Mamma Mia! Phyllida Lloyd

Mamma Mia! Phyllida Lloyd
  As a straightforward and guileless adaptation of the hit musical, Mamma Mia! mostly succeeds, despite the fact that it is essentially two hours of celebrity ABBA karaoke with only a little vocal talent.

  Agnetha, Björn, Benny and Anni-Frid’s layered harmonies and catchy hooks lend themselves well to the popular musical format, adding some accessibility to a less euphoniously discerning crowd than perhaps a Sondheim musical might, with its angular harmonies and polyphony. Understandably, this aggressively fluffy pop music is juxtaposed with an equally exuberant and almost psychotically optimistic plot about following one’s heart and knowing that love is love regardless of DNA and external genitalia.

  With her impending nuptials, 20-year-old Sophie (Amanda Seyfried, Bill’s oldest, anti-polygamist daughter on Big Love) is desperate to find her real father, whose identity has been kept hidden by her mother Donna (Meryl Streep). After uncovering her mother’s diary, Sophie quickly finds out the reason that her mother has been so secretive about her patriarchal roots.

  It seems that back in the day, Donna got pelvic with three different men in a very short period of time, which means that the father could be Sam (Pierce Brosnan), Bill (Stellan Skarsgard) or Harry (Colin Firth). In an effort to solve the mystery, Sophie invites all three men to her wedding, much to the surprise of her mother, and her mother’s lifelong girlfriends (Julie Walters and Christine Baranski).

  As surely as cynics will scoff at the unrealistic character reactions, occasionally crappy singing and frequently sloppy transitions between songs, ABBA-loving optimists will be tapping their toes along to each musical number and delighting in the sheer undeniable whimsy and spirit.

  Director Phyllida Lloyd has opted for an edited, musical montage approach to the film rather than the choreographed soundstage method of other recent musicals like Enchanted and Hairspray. The result is decent and engaging, even if there are occasional moments similar to early ’90s music videos where ingénues wear overly emotional expressions on their faces while singing at the camera.

  The question that most people will invariably ask about Mamma Mia! is can the actors sing?
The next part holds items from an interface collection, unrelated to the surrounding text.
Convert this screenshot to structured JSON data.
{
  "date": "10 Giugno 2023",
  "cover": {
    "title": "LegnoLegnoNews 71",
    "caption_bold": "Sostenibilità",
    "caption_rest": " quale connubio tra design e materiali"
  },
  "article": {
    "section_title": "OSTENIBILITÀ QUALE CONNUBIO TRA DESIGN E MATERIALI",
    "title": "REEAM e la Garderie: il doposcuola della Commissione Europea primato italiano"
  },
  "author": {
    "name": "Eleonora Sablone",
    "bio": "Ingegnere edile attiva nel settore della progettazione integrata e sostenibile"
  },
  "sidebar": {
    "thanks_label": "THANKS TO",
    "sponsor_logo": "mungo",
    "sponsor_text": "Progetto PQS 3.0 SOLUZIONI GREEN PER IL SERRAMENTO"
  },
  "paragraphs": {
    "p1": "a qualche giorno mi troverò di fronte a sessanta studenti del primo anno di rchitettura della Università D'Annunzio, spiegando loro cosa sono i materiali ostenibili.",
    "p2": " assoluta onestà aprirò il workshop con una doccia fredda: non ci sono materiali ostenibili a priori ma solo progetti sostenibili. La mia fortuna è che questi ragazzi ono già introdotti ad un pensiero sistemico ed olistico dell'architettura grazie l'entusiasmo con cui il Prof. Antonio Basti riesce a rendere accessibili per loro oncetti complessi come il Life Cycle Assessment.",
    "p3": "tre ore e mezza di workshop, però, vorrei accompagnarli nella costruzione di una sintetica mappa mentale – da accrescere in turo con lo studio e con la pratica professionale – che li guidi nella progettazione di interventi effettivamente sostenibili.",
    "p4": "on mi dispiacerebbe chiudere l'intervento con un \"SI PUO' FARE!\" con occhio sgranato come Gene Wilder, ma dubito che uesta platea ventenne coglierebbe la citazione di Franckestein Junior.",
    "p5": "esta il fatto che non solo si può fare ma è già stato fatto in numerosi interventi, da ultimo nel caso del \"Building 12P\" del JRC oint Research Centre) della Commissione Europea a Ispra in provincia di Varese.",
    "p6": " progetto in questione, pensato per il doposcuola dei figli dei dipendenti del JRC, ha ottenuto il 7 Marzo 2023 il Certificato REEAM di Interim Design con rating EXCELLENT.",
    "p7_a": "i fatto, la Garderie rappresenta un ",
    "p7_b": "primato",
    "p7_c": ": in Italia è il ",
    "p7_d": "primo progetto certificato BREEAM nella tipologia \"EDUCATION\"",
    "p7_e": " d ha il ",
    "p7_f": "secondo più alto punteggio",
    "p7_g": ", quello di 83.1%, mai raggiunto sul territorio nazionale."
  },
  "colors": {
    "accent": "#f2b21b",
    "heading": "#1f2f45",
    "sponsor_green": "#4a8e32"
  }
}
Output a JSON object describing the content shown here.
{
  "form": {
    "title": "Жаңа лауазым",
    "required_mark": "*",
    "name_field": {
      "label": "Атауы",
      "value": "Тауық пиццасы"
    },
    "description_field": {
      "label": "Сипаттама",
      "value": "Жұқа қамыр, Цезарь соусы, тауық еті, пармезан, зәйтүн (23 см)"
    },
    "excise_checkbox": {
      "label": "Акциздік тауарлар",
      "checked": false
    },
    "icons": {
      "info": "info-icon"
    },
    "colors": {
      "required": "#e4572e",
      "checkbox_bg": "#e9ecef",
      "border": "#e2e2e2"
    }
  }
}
The answer is both yes and no. Amanda Seyfried is impressive all around, proving herself as a bankable star, which is especially significant considering that she is standing next to the multi-talented Meryl Streep, who herself has some solid pipes.